How the law will be enforced
No one should be discriminated against, not in the housing market, employment market, or in any other situation. This is why the Fair Housing Act was passed to protect consumers from discrimination based on their race, color, national origin, religion, sex (including gender identity), familial status (including children under the age of 18 living with parents of legal custodians), and disability. Some exceptions to this rule include a religious organization or nonprofit for its own use; a private club when not providing housing accommodations; single-family homes used as residence by owner with no intention of renting it out; timeshare agreements; home sales subject to the Federal Home Ownership Equity Protection Act.
Are there exceptions?
There are exceptions for some of the ways in which a real estate license can be revoked.
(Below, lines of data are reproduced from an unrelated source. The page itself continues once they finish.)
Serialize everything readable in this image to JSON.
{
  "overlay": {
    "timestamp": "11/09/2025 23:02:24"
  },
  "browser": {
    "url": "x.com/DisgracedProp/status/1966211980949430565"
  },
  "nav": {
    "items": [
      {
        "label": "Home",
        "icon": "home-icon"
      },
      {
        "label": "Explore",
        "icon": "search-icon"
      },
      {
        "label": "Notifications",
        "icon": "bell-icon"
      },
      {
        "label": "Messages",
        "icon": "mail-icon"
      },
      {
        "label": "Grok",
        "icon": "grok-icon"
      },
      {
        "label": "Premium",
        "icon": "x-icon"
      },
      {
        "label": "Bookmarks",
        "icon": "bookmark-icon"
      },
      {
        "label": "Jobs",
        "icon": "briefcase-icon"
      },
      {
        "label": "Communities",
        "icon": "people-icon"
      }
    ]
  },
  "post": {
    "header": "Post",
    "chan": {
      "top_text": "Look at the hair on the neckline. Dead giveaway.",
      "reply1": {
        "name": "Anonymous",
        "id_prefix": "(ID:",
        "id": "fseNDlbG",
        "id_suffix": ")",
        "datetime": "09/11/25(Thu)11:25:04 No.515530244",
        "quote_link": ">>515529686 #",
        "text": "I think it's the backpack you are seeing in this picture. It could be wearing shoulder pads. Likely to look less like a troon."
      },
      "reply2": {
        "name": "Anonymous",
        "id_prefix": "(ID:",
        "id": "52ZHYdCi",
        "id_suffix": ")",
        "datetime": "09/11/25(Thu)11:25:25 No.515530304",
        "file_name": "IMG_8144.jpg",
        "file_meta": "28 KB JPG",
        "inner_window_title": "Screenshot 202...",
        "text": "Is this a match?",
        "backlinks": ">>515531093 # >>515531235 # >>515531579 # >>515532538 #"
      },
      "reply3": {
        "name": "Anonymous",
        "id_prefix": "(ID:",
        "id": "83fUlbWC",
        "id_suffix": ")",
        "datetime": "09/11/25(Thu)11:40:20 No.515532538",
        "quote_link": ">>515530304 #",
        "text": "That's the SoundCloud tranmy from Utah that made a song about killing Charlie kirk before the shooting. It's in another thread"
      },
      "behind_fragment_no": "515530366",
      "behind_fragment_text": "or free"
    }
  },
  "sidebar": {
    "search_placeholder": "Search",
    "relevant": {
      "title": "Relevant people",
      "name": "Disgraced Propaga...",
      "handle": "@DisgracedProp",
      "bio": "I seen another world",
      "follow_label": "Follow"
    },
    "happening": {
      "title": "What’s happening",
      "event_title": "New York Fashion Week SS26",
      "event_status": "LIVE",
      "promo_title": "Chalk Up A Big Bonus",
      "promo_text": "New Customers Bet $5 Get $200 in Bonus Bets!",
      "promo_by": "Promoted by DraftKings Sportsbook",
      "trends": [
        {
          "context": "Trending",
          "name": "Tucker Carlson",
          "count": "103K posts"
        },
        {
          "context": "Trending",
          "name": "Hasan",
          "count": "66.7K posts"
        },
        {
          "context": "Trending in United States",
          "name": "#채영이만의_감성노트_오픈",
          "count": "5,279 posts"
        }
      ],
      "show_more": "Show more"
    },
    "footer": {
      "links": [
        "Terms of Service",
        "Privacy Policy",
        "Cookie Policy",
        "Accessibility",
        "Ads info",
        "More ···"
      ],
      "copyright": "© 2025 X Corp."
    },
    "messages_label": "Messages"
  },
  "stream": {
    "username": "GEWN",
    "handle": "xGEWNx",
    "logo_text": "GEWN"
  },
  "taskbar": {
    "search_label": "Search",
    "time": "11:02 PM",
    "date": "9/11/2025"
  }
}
It is illegal to discriminate in any way against any person because of race, color, religion, sex, disability, familial status (having one or more children under the age of 18), or national origin. It is also illegal to advertise your property with such discrimination. Violations of this act could lead to possible fines and/or a loss of licensure depending on the severity of the incident. Additionally, it is unlawful to retaliate against someone who has exercised their rights under the Fair Housing Act by trying to coerce them into not reporting housing discrimination or refusing their application for housing.
What does this mean for you?
Do you recall any of your high school civics classes? One of the key concepts taught was the idea that all citizens should be treated equally under the law. The Fair Housing Act of 1968 ensures that everyone is able to purchase or rent a home without facing discrimination due to their race, religion, sex, national origin, or other characteristics. Violating this federal act can result in costly fines against the person discriminating as well as against your agency if you participate in these practices. When it comes to landlords looking for renters or homebuyers, they are not allowed to make decisions based on an applicant’s race.
How can you protect yourself?
As a real estate agent, you must adhere to the federal laws under the Fair Housing Act in Real Estate. You are not permitted to discriminate against any individual or household based on race, color, religion, sex, familial status or national origin. This means that no one can be denied access to a home they are interested in buying based on their race or ethnicity. But this is just part of the Fair Housing law that applies to your license-related situation as well as protecting potential clients who may have been discriminated against by other real estate agents in your area. You need to know what you are required to do when an individual or family contacts you regarding the sale of their property fix errors.